    • Hi GO I am comparing it to all my FujiFilm bodies and the other marque in my (as my beloved would put it) 'too many cameras' fleet. Ken stated that the IQ was 'muddy' compared to the X-T4 and having tested it alongside my X-T4 and X-S10 (and for fairness sake my X-H1 and X-T3) I can find absolutely no difference in IQ between the newest bodies (X-T4/X-S10) which are marginally better than the older ones (X-T3/X-H1/X-Pro2) if you really start down the IQ pixel-peeping route. Its not a route I go down. I have been more than happy with the IQ of the X-T4 and X-S10 but the subject aquisition and focus success rate of the X-H2S takes it to a different level above both of those super cameras and that is/was the rationale for buying it. As well as the phenominal speed and buffering and stacked sensor. That's on the FujiFilm 'compared to what' side. If I then compare the X-H2S with my Sony A7 iv (my only full frame camera) I would say that the Sony is marginally better on focus speed, tracking and (pixel peeping) detail but, as I have more FujiFilm lenses and prefer the tactile feel of the Fuji's over the more clinical Sony, I am more than satisfied with the X-H2S. Each to their own! His point that the IQ was no better or worse than previous much less expensive models was an irrelevance to me as I wasn't after a quantum leap in IQ (I am more than satisfied), I just wanted a much better focus and aquisition rate which I now have with the cracking X-H2S. I like Ken and his thoughts on FujiFilm lenses just about mirror mine though I confess to not owning/using as many as him. But of those that I do own, they feature in his 'top-5'. I even prefer my 16-80mm over the bag of primes 16-55mm! Whilst I do find his reviews very refreshing and interesting/different, I find Maarten Heilbronn, Andy Mumford and the Hybrid Shooter offer a more balanced viewpoint coupled with actual photo examples which I,  as a simple retired soldier, can relate to and form an opinion/judgement on. Unless I have missed them, I cannot recall ever seeing any actual examples taken by Ken to prove beyond all reasonable doubt, the contentious and (sometimes) contemptious and dismissive views he holds. Again whilst I respect his views, I reserve the right to disagree with them and in the case of the FujiFilm X-H2S, I clearly do! I hope that answers your point on the 'compared to what'. Kind regards Pat    
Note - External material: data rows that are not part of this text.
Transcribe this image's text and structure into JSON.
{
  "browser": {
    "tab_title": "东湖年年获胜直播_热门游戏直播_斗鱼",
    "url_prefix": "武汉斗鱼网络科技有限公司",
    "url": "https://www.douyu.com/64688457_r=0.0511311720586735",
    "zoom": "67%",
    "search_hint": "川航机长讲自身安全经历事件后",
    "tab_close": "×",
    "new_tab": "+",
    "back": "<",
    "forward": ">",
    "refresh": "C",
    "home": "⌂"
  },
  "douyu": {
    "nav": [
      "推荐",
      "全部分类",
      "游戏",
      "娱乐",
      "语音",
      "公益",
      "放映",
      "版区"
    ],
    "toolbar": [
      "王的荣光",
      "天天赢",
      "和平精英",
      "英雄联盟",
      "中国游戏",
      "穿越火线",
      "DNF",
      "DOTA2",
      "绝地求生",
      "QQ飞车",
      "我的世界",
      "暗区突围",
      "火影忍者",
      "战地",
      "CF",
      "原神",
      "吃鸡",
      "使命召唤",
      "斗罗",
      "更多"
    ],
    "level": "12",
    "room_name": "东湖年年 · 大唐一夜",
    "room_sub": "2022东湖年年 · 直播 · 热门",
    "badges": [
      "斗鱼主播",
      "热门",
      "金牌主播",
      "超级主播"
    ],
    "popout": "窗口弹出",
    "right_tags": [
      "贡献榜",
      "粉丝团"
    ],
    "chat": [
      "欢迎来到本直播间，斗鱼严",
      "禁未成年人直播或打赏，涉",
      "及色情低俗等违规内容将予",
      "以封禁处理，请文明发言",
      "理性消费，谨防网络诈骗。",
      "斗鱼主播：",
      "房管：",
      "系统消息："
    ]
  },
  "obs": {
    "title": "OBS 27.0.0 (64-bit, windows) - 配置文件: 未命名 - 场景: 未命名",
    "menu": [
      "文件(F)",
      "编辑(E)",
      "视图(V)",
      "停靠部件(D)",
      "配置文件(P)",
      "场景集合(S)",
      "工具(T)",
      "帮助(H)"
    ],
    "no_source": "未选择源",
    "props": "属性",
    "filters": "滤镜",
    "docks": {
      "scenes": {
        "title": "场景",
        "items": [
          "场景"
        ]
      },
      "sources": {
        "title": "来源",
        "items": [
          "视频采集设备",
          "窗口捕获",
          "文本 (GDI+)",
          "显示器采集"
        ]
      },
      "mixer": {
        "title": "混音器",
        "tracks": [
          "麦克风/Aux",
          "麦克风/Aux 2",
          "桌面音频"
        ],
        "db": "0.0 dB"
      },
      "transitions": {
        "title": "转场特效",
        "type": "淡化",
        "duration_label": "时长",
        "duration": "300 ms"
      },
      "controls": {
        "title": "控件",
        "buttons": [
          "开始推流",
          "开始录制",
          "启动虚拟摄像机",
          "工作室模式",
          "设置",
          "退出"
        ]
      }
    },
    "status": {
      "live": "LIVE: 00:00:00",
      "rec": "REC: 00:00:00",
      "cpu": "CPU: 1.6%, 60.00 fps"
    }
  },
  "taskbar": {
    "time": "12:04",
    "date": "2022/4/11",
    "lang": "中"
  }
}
    • Hi Patr, I'm sure its a cracking camera but as Ken would say "Compared to what?' That what he claimed, the image was no better or worse than previous much less expensive models.          Regards, GO  
    • I found this forum in a link from another Fuji forum so I'm glad to be here.  Regarding Ken, he's a strong, unique personality and part of his identity is to rattle the pots and pans. He's a quirky, intelligent person who has opinions, like we all do. His presentation can be extremely off putting, but he's worth listening to when deciding on a new Fuji.  I agree with others here who say it's best to rent a new camera if possible, and compare to one's own knowledge base and shooting preferences. 
×
×
  • Create New...